Shortly after the riots, Aden's Jewish community almost entirely left, together with most of the Yemeni Jewish community.
- ^ a b c Aderet, Ofer (30 November 2016). "Jews of Aden recall the pogrom sparked by UN vote on Palestine partition plan". Haaretz. Retrieved 2 December 2016.
- ^ Parfitt, Tudor (1996), The Road to Redemption: The Jews of the Yemen 1900-1950, (Brill's Series in Jewish Studies) XVII, Brill, ISBN 9789004105447
- ^ Goldsmith, Dani (6 December 2017). "Murder, looting, burning: Remembering the Aden riots of 1947". Times of Israel. Retrieved 7 December 2017.
- ^ a b c d Ahroni, R. 1994. The Jews of the British Crown Colony of Aden: History, Culture, and Ethnic Relations. Brill. pp. 210-11.
- ^ a b Tudor Parfitt (1996). The Road to Redemption—The Jews of the Yemen 1900-1950. Leiden: E. J. Brill. pp. 128–129.
- ^ Secretary of State for India, House of Commons debates of May 30, 1932 and June 1, 1932; however, according to John Willis (1997). "Colonial Policing in Aden, 1937-1967". The Arab Studies Journal. 5 (1): 57–91. there was one fatality.
- ^ "A/RES/181(II) of 29 November 1947". domino.un.org. 1947. Retrieved 1 October 2019.
- ^ a b c d Tudor Parfitt (1996). The Road to Redemption—The Jews of the Yemen 1900-1950. Leiden: E. J. Brill. pp. 165–168.
- ^ a b c d e f g h i j k l m n o p q r s Harry Trusted (1948). Report of the Commission of Enquiry into Disturbances in Aden, December 1947. Colonial No. 233. London: His Majesty's Stationery Office.
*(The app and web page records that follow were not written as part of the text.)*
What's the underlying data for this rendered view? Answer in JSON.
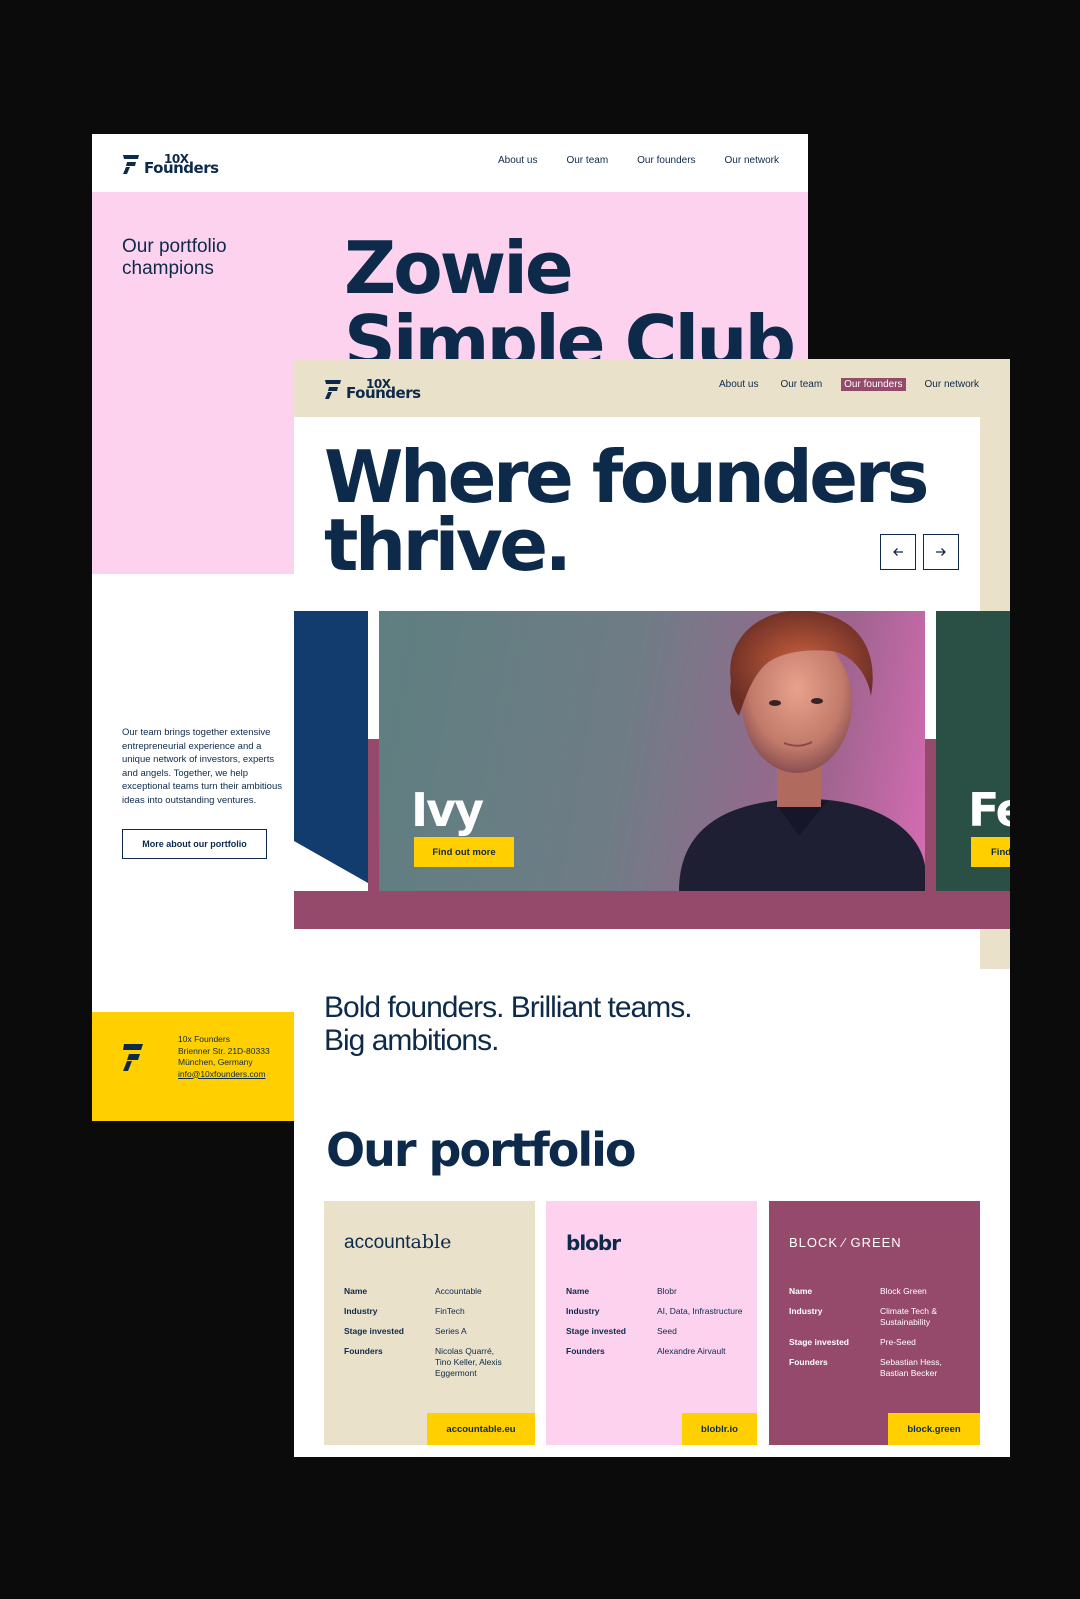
{
  "colors": {
    "navy": "#0d2a4a",
    "pink": "#fcd2ef",
    "beige": "#e9e1ca",
    "plum": "#954a6c",
    "yellow": "#ffcf00",
    "blue": "#113c6d",
    "green": "#2a4f45",
    "background": "#0b0b0b"
  },
  "logo": {
    "line1": "10X",
    "line2": "Founders",
    "icon": "10x-founders-logo-icon"
  },
  "nav": {
    "about": "About us",
    "team": "Our team",
    "founders": "Our founders",
    "network": "Our network"
  },
  "back_page": {
    "tagline": "Our portfolio champions",
    "champions": [
      "Zowie",
      "Simple Club"
    ],
    "paragraph": "Our team brings together extensive entrepreneurial experience and a unique network of investors, experts and angels. Together, we help exceptional teams turn their ambitious ideas into outstanding ventures.",
    "button": "More about our portfolio",
    "footer": {
      "company": "10x Founders",
      "street": "Brienner Str. 21D-80333",
      "city": "München, Germany",
      "email": "info@10xfounders.com"
    }
  },
  "front_page": {
    "active_nav": "Our founders",
    "headline_line1": "Where founders",
    "headline_line2": "thrive.",
    "carousel": {
      "prev_icon": "arrow-left-icon",
      "next_icon": "arrow-right-icon",
      "cards": [
        {
          "name": "Ivy",
          "button": "Find out more"
        },
        {
          "name": "Fe",
          "button": "Find"
        }
      ]
    },
    "subheading_line1": "Bold founders. Brilliant teams.",
    "subheading_line2": "Big ambitions.",
    "portfolio_title": "Our portfolio",
    "portfolio": [
      {
        "brand_a": "account",
        "brand_b": "able",
        "labels": [
          "Name",
          "Industry",
          "Stage invested",
          "Founders"
        ],
        "name": "Accountable",
        "industry": "FinTech",
        "stage": "Series A",
        "founders": "Nicolas Quarré, Tino Keller, Alexis Eggermont",
        "link": "accountable.eu"
      },
      {
        "brand_a": "blobr",
        "brand_b": "",
        "labels": [
          "Name",
          "Industry",
          "Stage invested",
          "Founders"
        ],
        "name": "Blobr",
        "industry": "AI, Data, Infrastructure",
        "stage": "Seed",
        "founders": "Alexandre Airvault",
        "link": "bloblr.io"
      },
      {
        "brand_a": "BLOCK ⁄ GREEN",
        "brand_b": "",
        "labels": [
          "Name",
          "Industry",
          "Stage invested",
          "Founders"
        ],
        "name": "Block Green",
        "industry": "Climate Tech & Sustainability",
        "stage": "Pre-Seed",
        "founders": "Sebastian Hess, Bastian Becker",
        "link": "block.green"
      }
    ]
  }
}
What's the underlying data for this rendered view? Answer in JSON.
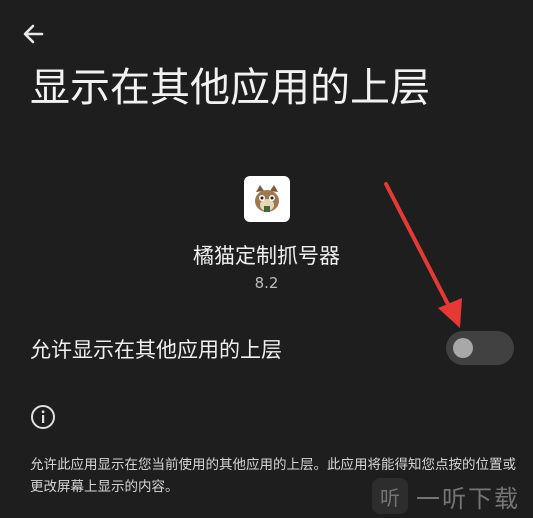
{
  "header": {
    "back_icon": "arrow-left-icon",
    "title": "显示在其他应用的上层"
  },
  "app": {
    "icon": "cat-app-icon",
    "name": "橘猫定制抓号器",
    "version": "8.2"
  },
  "permission": {
    "label": "允许显示在其他应用的上层",
    "enabled": false
  },
  "info": {
    "icon": "info-icon",
    "description": "允许此应用显示在您当前使用的其他应用的上层。此应用将能得知您点按的位置或更改屏幕上显示的内容。"
  },
  "annotation": {
    "color": "#e53935"
  },
  "watermark": {
    "text": "一听下载",
    "logo_glyph": "听"
  }
}
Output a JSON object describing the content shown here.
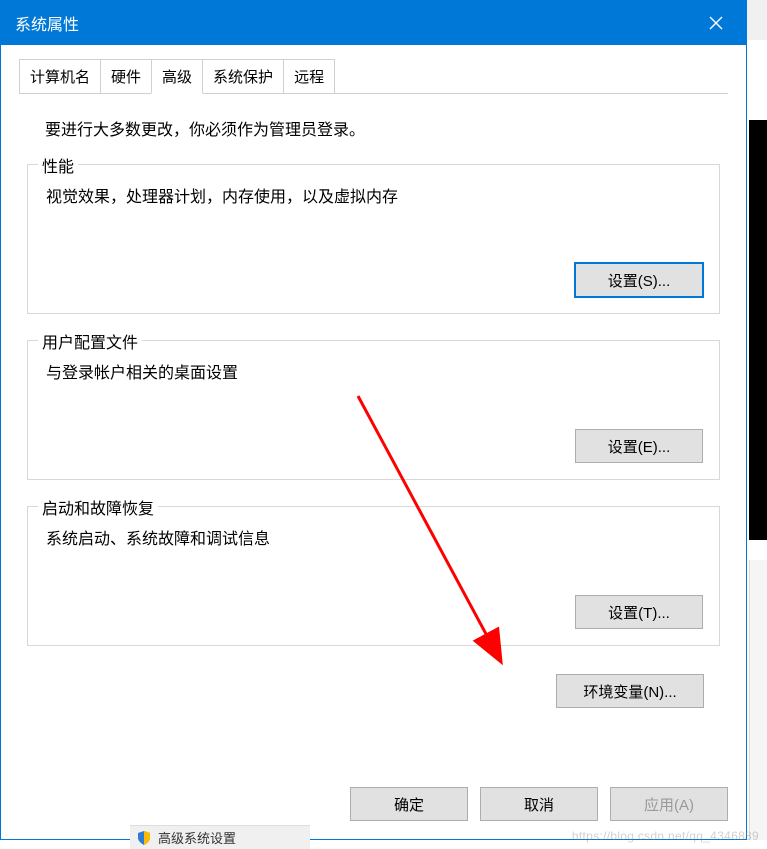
{
  "window": {
    "title": "系统属性"
  },
  "tabs": [
    {
      "label": "计算机名"
    },
    {
      "label": "硬件"
    },
    {
      "label": "高级",
      "active": true
    },
    {
      "label": "系统保护"
    },
    {
      "label": "远程"
    }
  ],
  "intro": "要进行大多数更改，你必须作为管理员登录。",
  "groups": {
    "performance": {
      "legend": "性能",
      "desc": "视觉效果，处理器计划，内存使用，以及虚拟内存",
      "button": "设置(S)..."
    },
    "profiles": {
      "legend": "用户配置文件",
      "desc": "与登录帐户相关的桌面设置",
      "button": "设置(E)..."
    },
    "startup": {
      "legend": "启动和故障恢复",
      "desc": "系统启动、系统故障和调试信息",
      "button": "设置(T)..."
    }
  },
  "env_button": "环境变量(N)...",
  "footer": {
    "ok": "确定",
    "cancel": "取消",
    "apply": "应用(A)"
  },
  "background_task": "高级系统设置",
  "watermark": "https://blog.csdn.net/qq_4346889"
}
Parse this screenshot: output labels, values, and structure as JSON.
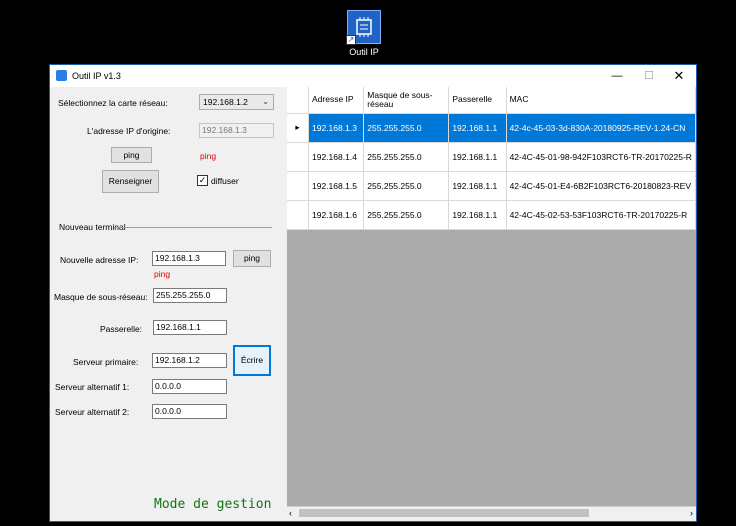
{
  "desktop": {
    "icon_label": "Outil IP"
  },
  "window": {
    "title": "Outil IP v1.3",
    "controls": {
      "minimize": "—",
      "maximize": "☐",
      "close": "✕"
    }
  },
  "left": {
    "select_label": "Sélectionnez la carte réseau:",
    "select_value": "192.168.1.2",
    "orig_label": "L'adresse IP d'origine:",
    "orig_value": "192.168.1.3",
    "ping1_button": "ping",
    "ping1_status": "ping",
    "renseigner_button": "Renseigner",
    "diffuser_label": "diffuser",
    "diffuser_checked": true,
    "group_title": "Nouveau terminal",
    "new_ip_label": "Nouvelle adresse IP:",
    "new_ip_value": "192.168.1.3",
    "ping2_button": "ping",
    "ping2_status": "ping",
    "mask_label": "Masque de sous-réseau:",
    "mask_value": "255.255.255.0",
    "gateway_label": "Passerelle:",
    "gateway_value": "192.168.1.1",
    "dns1_label": "Serveur primaire:",
    "dns1_value": "192.168.1.2",
    "write_button": "Écrire",
    "dns2_label": "Serveur alternatif 1:",
    "dns2_value": "0.0.0.0",
    "dns3_label": "Serveur alternatif 2:",
    "dns3_value": "0.0.0.0",
    "mode_text": "Mode de gestion"
  },
  "grid": {
    "headers": [
      "Adresse IP",
      "Masque de sous-réseau",
      "Passerelle",
      "MAC"
    ],
    "rows": [
      [
        "192.168.1.3",
        "255.255.255.0",
        "192.168.1.1",
        "42-4c-45-03-3d-830A-20180925-REV-1.24-CN"
      ],
      [
        "192.168.1.4",
        "255.255.255.0",
        "192.168.1.1",
        "42-4C-45-01-98-942F103RCT6-TR-20170225-R"
      ],
      [
        "192.168.1.5",
        "255.255.255.0",
        "192.168.1.1",
        "42-4C-45-01-E4-6B2F103RCT6-20180823-REV"
      ],
      [
        "192.168.1.6",
        "255.255.255.0",
        "192.168.1.1",
        "42-4C-45-02-53-53F103RCT6-TR-20170225-R"
      ]
    ],
    "selected_row": 0,
    "colors": {
      "selection": "#0078d7"
    }
  }
}
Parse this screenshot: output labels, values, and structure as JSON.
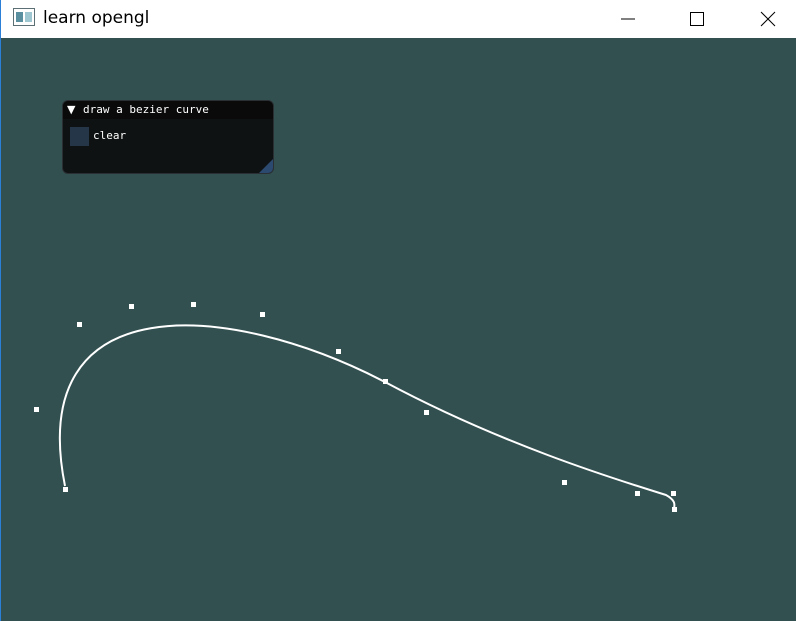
{
  "window": {
    "title": "learn opengl",
    "app_icon": "opengl-app-icon",
    "controls": [
      "minimize-icon",
      "maximize-icon",
      "close-icon"
    ]
  },
  "colors": {
    "viewport_bg": "#335050",
    "curve": "#ffffff",
    "control_point": "#ffffff",
    "panel_bg": "#0f1212",
    "checkbox_bg": "#253649"
  },
  "panel": {
    "collapse_arrow": "▼",
    "title": "draw a bezier curve",
    "checkbox_label": "clear",
    "checkbox_checked": false
  },
  "control_points_count": 13
}
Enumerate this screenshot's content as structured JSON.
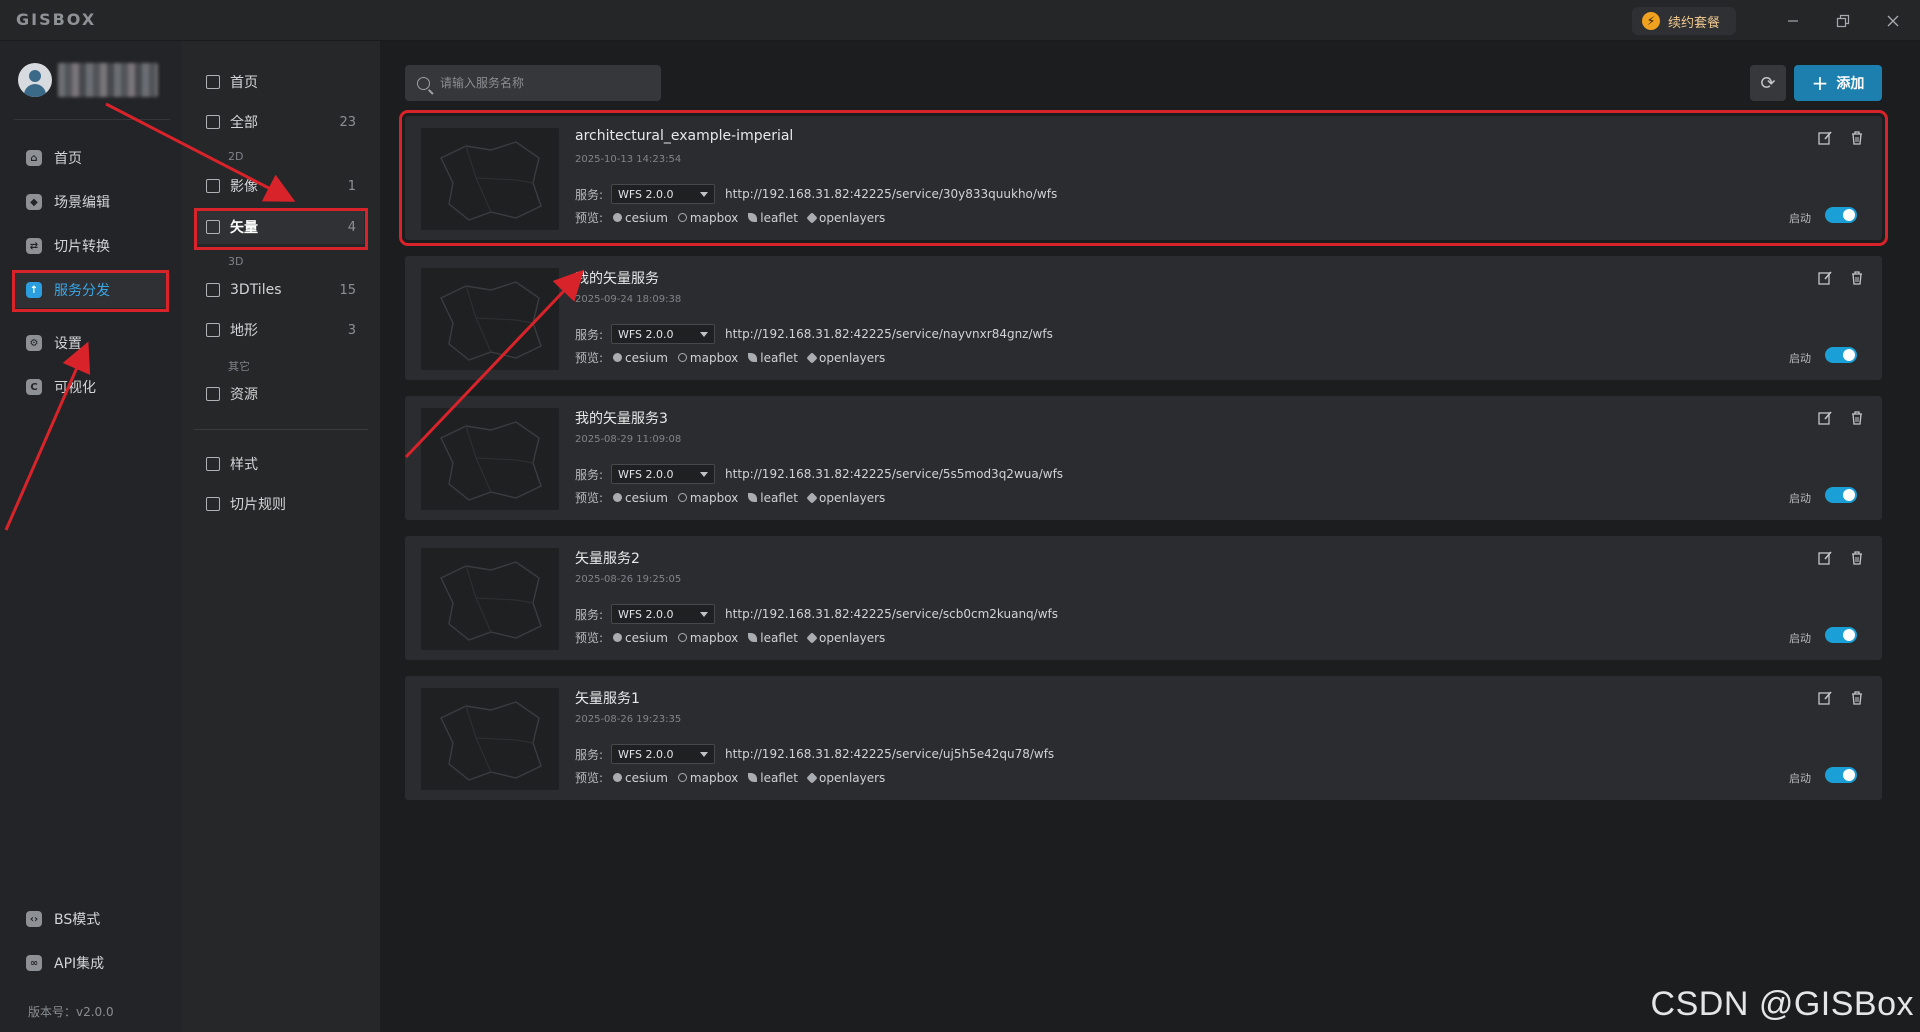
{
  "app": {
    "logo": "GISBOX"
  },
  "titlebar": {
    "renew_label": "续约套餐",
    "renew_icon": "lightning-icon",
    "controls": [
      "minimize-icon",
      "restore-icon",
      "close-icon"
    ]
  },
  "sidebar": {
    "items": [
      {
        "label": "首页",
        "icon": "home-icon"
      },
      {
        "label": "场景编辑",
        "icon": "cube-icon"
      },
      {
        "label": "切片转换",
        "icon": "convert-icon"
      },
      {
        "label": "服务分发",
        "icon": "upload-icon",
        "active": true
      },
      {
        "label": "设置",
        "icon": "gear-icon"
      },
      {
        "label": "可视化",
        "icon": "visual-icon"
      }
    ],
    "bottom_items": [
      {
        "label": "BS模式",
        "icon": "code-icon"
      },
      {
        "label": "API集成",
        "icon": "link-icon"
      }
    ],
    "version": "版本号：v2.0.0"
  },
  "categories": {
    "home": "首页",
    "all": {
      "label": "全部",
      "count": "23"
    },
    "group_2d": "2D",
    "imagery": {
      "label": "影像",
      "count": "1"
    },
    "vector": {
      "label": "矢量",
      "count": "4"
    },
    "group_3d": "3D",
    "tiles3d": {
      "label": "3DTiles",
      "count": "15"
    },
    "terrain": {
      "label": "地形",
      "count": "3"
    },
    "group_other": "其它",
    "resource": "资源",
    "style": "样式",
    "tile_rule": "切片规则"
  },
  "toolbar": {
    "search_placeholder": "请输入服务名称",
    "add_label": "添加"
  },
  "labels": {
    "service": "服务:",
    "preview": "预览:",
    "enable": "启动"
  },
  "preview_links": [
    "cesium",
    "mapbox",
    "leaflet",
    "openlayers"
  ],
  "services": [
    {
      "name": "architectural_example-imperial",
      "date": "2025-10-13 14:23:54",
      "protocol": "WFS 2.0.0",
      "url": "http://192.168.31.82:42225/service/30y833quukho/wfs",
      "enabled": true
    },
    {
      "name": "我的矢量服务",
      "date": "2025-09-24 18:09:38",
      "protocol": "WFS 2.0.0",
      "url": "http://192.168.31.82:42225/service/nayvnxr84gnz/wfs",
      "enabled": true
    },
    {
      "name": "我的矢量服务3",
      "date": "2025-08-29 11:09:08",
      "protocol": "WFS 2.0.0",
      "url": "http://192.168.31.82:42225/service/5s5mod3q2wua/wfs",
      "enabled": true
    },
    {
      "name": "矢量服务2",
      "date": "2025-08-26 19:25:05",
      "protocol": "WFS 2.0.0",
      "url": "http://192.168.31.82:42225/service/scb0cm2kuanq/wfs",
      "enabled": true
    },
    {
      "name": "矢量服务1",
      "date": "2025-08-26 19:23:35",
      "protocol": "WFS 2.0.0",
      "url": "http://192.168.31.82:42225/service/uj5h5e42qu78/wfs",
      "enabled": true
    }
  ],
  "watermark": "CSDN @GISBox",
  "colors": {
    "accent": "#1a9fd6",
    "annotation": "#d8232a",
    "primary_button": "#1d7fae"
  }
}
- ^ a b c d Reuben Ahroni (1994). The Jews of the British Crown Colony of Aden. E.J. Brill. pp. 224–226.